“As a young captain, the best advice I received was that you should find somebody who is doing great work to emulate, and then ask them how to do it,” Wood explained. “Every unit I went to, this was always my plan and asking ‘what should I do, what should I study?’”


Being a great leader on duty is as important as being a great person off duty, and according to Wood, this is essential to having a great work and personal life while stationed in Europe.

“There are two parts to the exceptional opportunity of being here – the mission and traveling,” he said. “On the military side, it’s a fantastic time to be in this theatre because we have to be operationally trained, be alert and prepared to successfully execute our mission.”

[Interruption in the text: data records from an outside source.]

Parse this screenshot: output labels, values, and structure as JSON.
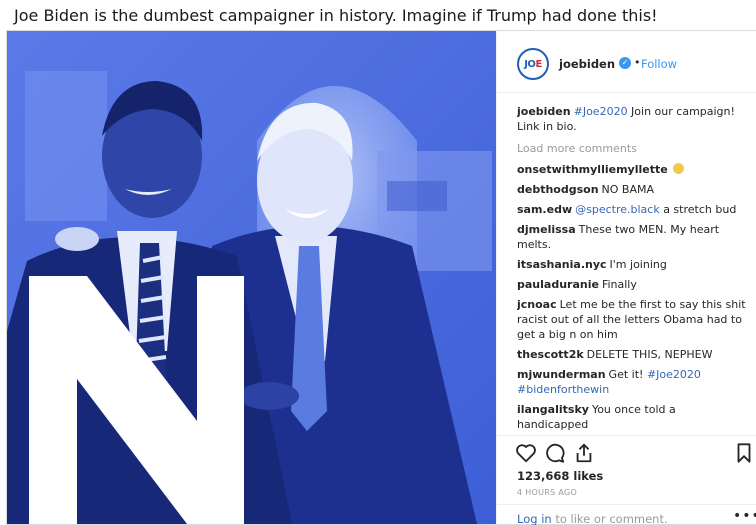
{
  "headline": "Joe Biden is the dumbest campaigner in history. Imagine if Trump had done this!",
  "colors": {
    "tint": "#4d6ee0",
    "follow": "#3897f0",
    "link": "#3468b5",
    "muted": "#999999",
    "avatar_ring": "#1f5fb8",
    "avatar_e": "#e0242f"
  },
  "post": {
    "avatar": {
      "jo": "JO",
      "e": "E"
    },
    "username": "joebiden",
    "verified_icon": "check-icon",
    "dot": "•",
    "follow_label": "Follow",
    "caption": {
      "user": "joebiden",
      "hashtag": "#Joe2020",
      "text": " Join our campaign! Link in bio."
    },
    "load_more": "Load more comments",
    "comments": [
      {
        "user": "onsetwithmylliemyllette",
        "text": "",
        "emoji": "smiling-face"
      },
      {
        "user": "debthodgson",
        "text": "NO BAMA"
      },
      {
        "user": "sam.edw",
        "link": "@spectre.black",
        "text": " a stretch bud"
      },
      {
        "user": "djmelissa",
        "text": "These two MEN. My heart melts."
      },
      {
        "user": "itsashania.nyc",
        "text": "I'm joining"
      },
      {
        "user": "pauladuranie",
        "text": "Finally"
      },
      {
        "user": "jcnoac",
        "text": "Let me be the first to say this shit racist out of all the letters Obama had to get a big n on him"
      },
      {
        "user": "thescott2k",
        "text": "DELETE THIS, NEPHEW"
      },
      {
        "user": "mjwunderman",
        "text": "Get it! ",
        "link": "#Joe2020",
        "link2": "#bidenforthewin"
      },
      {
        "user": "ilangalitsky",
        "text": "You once told a handicapped"
      }
    ],
    "likes": "123,668 likes",
    "time": "4 HOURS AGO",
    "login_link": "Log in",
    "login_rest": " to like or comment.",
    "more": "•••"
  }
}
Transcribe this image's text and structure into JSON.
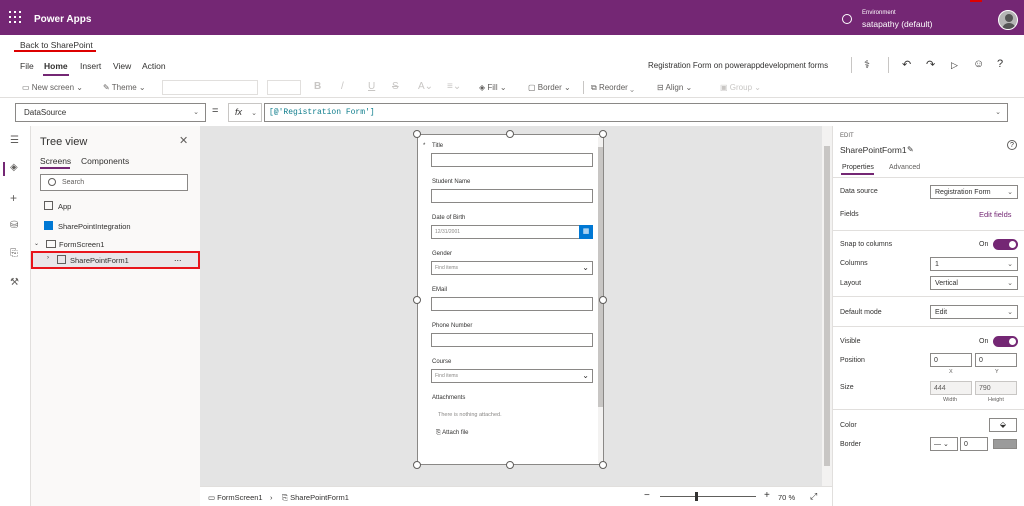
{
  "app": {
    "name": "Power Apps",
    "env_label": "Environment",
    "env_name": "satapathy (default)"
  },
  "back_link": "Back to SharePoint",
  "menu": {
    "items": [
      "File",
      "Home",
      "Insert",
      "View",
      "Action"
    ],
    "doc_title": "Registration Form on powerappdevelopment forms"
  },
  "ribbon": {
    "new_screen": "New screen",
    "theme": "Theme",
    "fill": "Fill",
    "border": "Border",
    "reorder": "Reorder",
    "align": "Align",
    "group": "Group"
  },
  "formula_bar": {
    "property": "DataSource",
    "eq": "=",
    "fx": "fx",
    "formula": "[@'Registration Form']"
  },
  "tree": {
    "title": "Tree view",
    "tabs": [
      "Screens",
      "Components"
    ],
    "search_placeholder": "Search",
    "items": {
      "app": "App",
      "integration": "SharePointIntegration",
      "screen": "FormScreen1",
      "form": "SharePointForm1",
      "more": "..."
    }
  },
  "form": {
    "fields": [
      {
        "label": "Title",
        "required": "*",
        "value": ""
      },
      {
        "label": "Student Name",
        "value": ""
      },
      {
        "label": "Date of Birth",
        "value": "12/31/2001"
      },
      {
        "label": "Gender",
        "value": "Find items"
      },
      {
        "label": "EMail",
        "value": ""
      },
      {
        "label": "Phone Number",
        "value": ""
      },
      {
        "label": "Course",
        "value": "Find items"
      }
    ],
    "attachments_label": "Attachments",
    "attachments_empty": "There is nothing attached.",
    "attach_file": "Attach file"
  },
  "statusbar": {
    "screen": "FormScreen1",
    "form": "SharePointForm1",
    "minus": "−",
    "plus": "+",
    "zoom_value": "70",
    "zoom_unit": "%"
  },
  "props": {
    "edit_label": "EDIT",
    "control_name": "SharePointForm1",
    "tabs": [
      "Properties",
      "Advanced"
    ],
    "data_source_label": "Data source",
    "data_source_value": "Registration Form",
    "fields_label": "Fields",
    "edit_fields": "Edit fields",
    "snap_label": "Snap to columns",
    "snap_state": "On",
    "columns_label": "Columns",
    "columns_value": "1",
    "layout_label": "Layout",
    "layout_value": "Vertical",
    "default_mode_label": "Default mode",
    "default_mode_value": "Edit",
    "visible_label": "Visible",
    "visible_state": "On",
    "position_label": "Position",
    "x_value": "0",
    "y_value": "0",
    "x_sub": "X",
    "y_sub": "Y",
    "size_label": "Size",
    "width_value": "444",
    "height_value": "790",
    "width_sub": "Width",
    "height_sub": "Height",
    "color_label": "Color",
    "border_label": "Border",
    "border_width": "0"
  },
  "colors": {
    "brand": "#742774",
    "highlight": "#e8141b",
    "accent": "#0078d4"
  }
}
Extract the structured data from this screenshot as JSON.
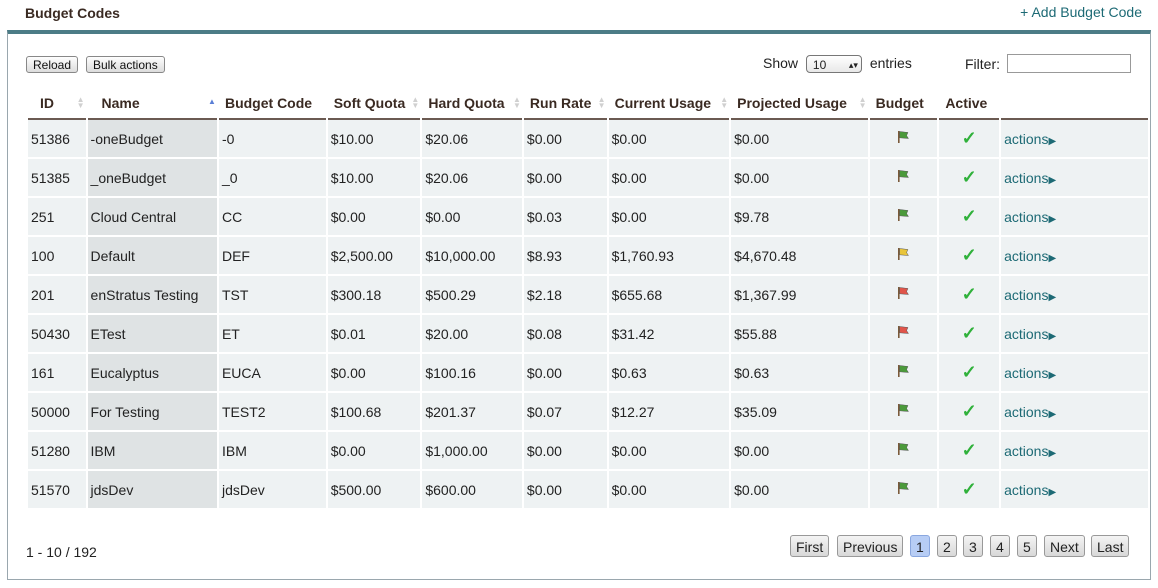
{
  "header": {
    "title": "Budget Codes",
    "add_link": "+ Add Budget Code"
  },
  "toolbar": {
    "reload": "Reload",
    "bulk": "Bulk actions",
    "show": "Show",
    "entries": "entries",
    "page_size": "10",
    "filter_label": "Filter:",
    "filter_value": ""
  },
  "columns": [
    "ID",
    "Name",
    "Budget Code",
    "Soft Quota",
    "Hard Quota",
    "Run Rate",
    "Current Usage",
    "Projected Usage",
    "Budget",
    "Active"
  ],
  "rows": [
    {
      "id": "51386",
      "name": "-oneBudget",
      "code": "-0",
      "soft": "$10.00",
      "hard": "$20.06",
      "rate": "$0.00",
      "current": "$0.00",
      "projected": "$0.00",
      "flag": "green",
      "action": "actions"
    },
    {
      "id": "51385",
      "name": "_oneBudget",
      "code": "_0",
      "soft": "$10.00",
      "hard": "$20.06",
      "rate": "$0.00",
      "current": "$0.00",
      "projected": "$0.00",
      "flag": "green",
      "action": "actions"
    },
    {
      "id": "251",
      "name": "Cloud Central",
      "code": "CC",
      "soft": "$0.00",
      "hard": "$0.00",
      "rate": "$0.03",
      "current": "$0.00",
      "projected": "$9.78",
      "flag": "green",
      "action": "actions"
    },
    {
      "id": "100",
      "name": "Default",
      "code": "DEF",
      "soft": "$2,500.00",
      "hard": "$10,000.00",
      "rate": "$8.93",
      "current": "$1,760.93",
      "projected": "$4,670.48",
      "flag": "yellow",
      "action": "actions"
    },
    {
      "id": "201",
      "name": "enStratus Testing",
      "code": "TST",
      "soft": "$300.18",
      "hard": "$500.29",
      "rate": "$2.18",
      "current": "$655.68",
      "projected": "$1,367.99",
      "flag": "red",
      "action": "actions"
    },
    {
      "id": "50430",
      "name": "ETest",
      "code": "ET",
      "soft": "$0.01",
      "hard": "$20.00",
      "rate": "$0.08",
      "current": "$31.42",
      "projected": "$55.88",
      "flag": "red",
      "action": "actions"
    },
    {
      "id": "161",
      "name": "Eucalyptus",
      "code": "EUCA",
      "soft": "$0.00",
      "hard": "$100.16",
      "rate": "$0.00",
      "current": "$0.63",
      "projected": "$0.63",
      "flag": "green",
      "action": "actions"
    },
    {
      "id": "50000",
      "name": "For Testing",
      "code": "TEST2",
      "soft": "$100.68",
      "hard": "$201.37",
      "rate": "$0.07",
      "current": "$12.27",
      "projected": "$35.09",
      "flag": "green",
      "action": "actions"
    },
    {
      "id": "51280",
      "name": "IBM",
      "code": "IBM",
      "soft": "$0.00",
      "hard": "$1,000.00",
      "rate": "$0.00",
      "current": "$0.00",
      "projected": "$0.00",
      "flag": "green",
      "action": "actions"
    },
    {
      "id": "51570",
      "name": "jdsDev",
      "code": "jdsDev",
      "soft": "$500.00",
      "hard": "$600.00",
      "rate": "$0.00",
      "current": "$0.00",
      "projected": "$0.00",
      "flag": "green",
      "action": "actions"
    }
  ],
  "footer": {
    "info": "1 - 10 / 192",
    "first": "First",
    "previous": "Previous",
    "pages": [
      "1",
      "2",
      "3",
      "4",
      "5"
    ],
    "current_page": "1",
    "next": "Next",
    "last": "Last"
  },
  "colors": {
    "accent": "#4c7c86",
    "link": "#1d6a75",
    "flag_green": "#4a9a3a",
    "flag_yellow": "#e8c53a",
    "flag_red": "#e0554a",
    "check": "#2fb13a"
  },
  "icons": {
    "flag": "flag-icon",
    "active": "checkmark-icon",
    "menu": "triangle-right-icon"
  }
}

Wood also explained how important the North Atlantic Treaty Organization alliance is to our success overseas and allows for us to successfully send mission-ready Airmen all over this theatre.

As for traveling, Wood believes that for Airmen and their families to be personally successful here, they must be willing to not change who they are and try different experiences.

“Be yourself,” Wood said. “Be respectful of the country you reside in, learn the culture and get out there and explore. Families who have the best time are those who take every opportunity to see everything in their path.”


With it being close to the 75th anniversary of the D-Day invasion of France, and the historical impact the Bloody Hundredth in that fateful campaign, Wood made sure to honor of those who came before, and discuss the lessons we should learn from them.

“If you think through our heritage as the Army Air Corps, to where we are today as the U.S. Air Force, June 6, 1944 is a truly pivotal date for us,” Wood stated. “If we think through the land invasion and the risk both us and our allies took at the beaches, we needed protection from above.”

“A ton of history of D-Day are very applicable today because we succeeded then due to allies and partnerships, as we still do today.”

Wood said that Airmen should read and study this moment in history and understand those who came before, and thank those who gave the ultimate sacrifice for freedom.

100th ARW

Moreover, with the 100th Air Refueling Wing being a part of the Third Air Force commander’s realm of command, Wood took the time to thank the Airmen for their hard work and effort each day.

“This is a magnificent wing for Europe and Africa,” Wood remarked. “It doesn’t matter who you are or what your role is, it only matters that you’re a 100th ARW Airman. You should all be proud of telling your friends and family that you’re an airman serving your country in Europe, and you’re making a difference.

“Airmen should always, and I believe will continue to be, proud of what they do and the mission they serve.”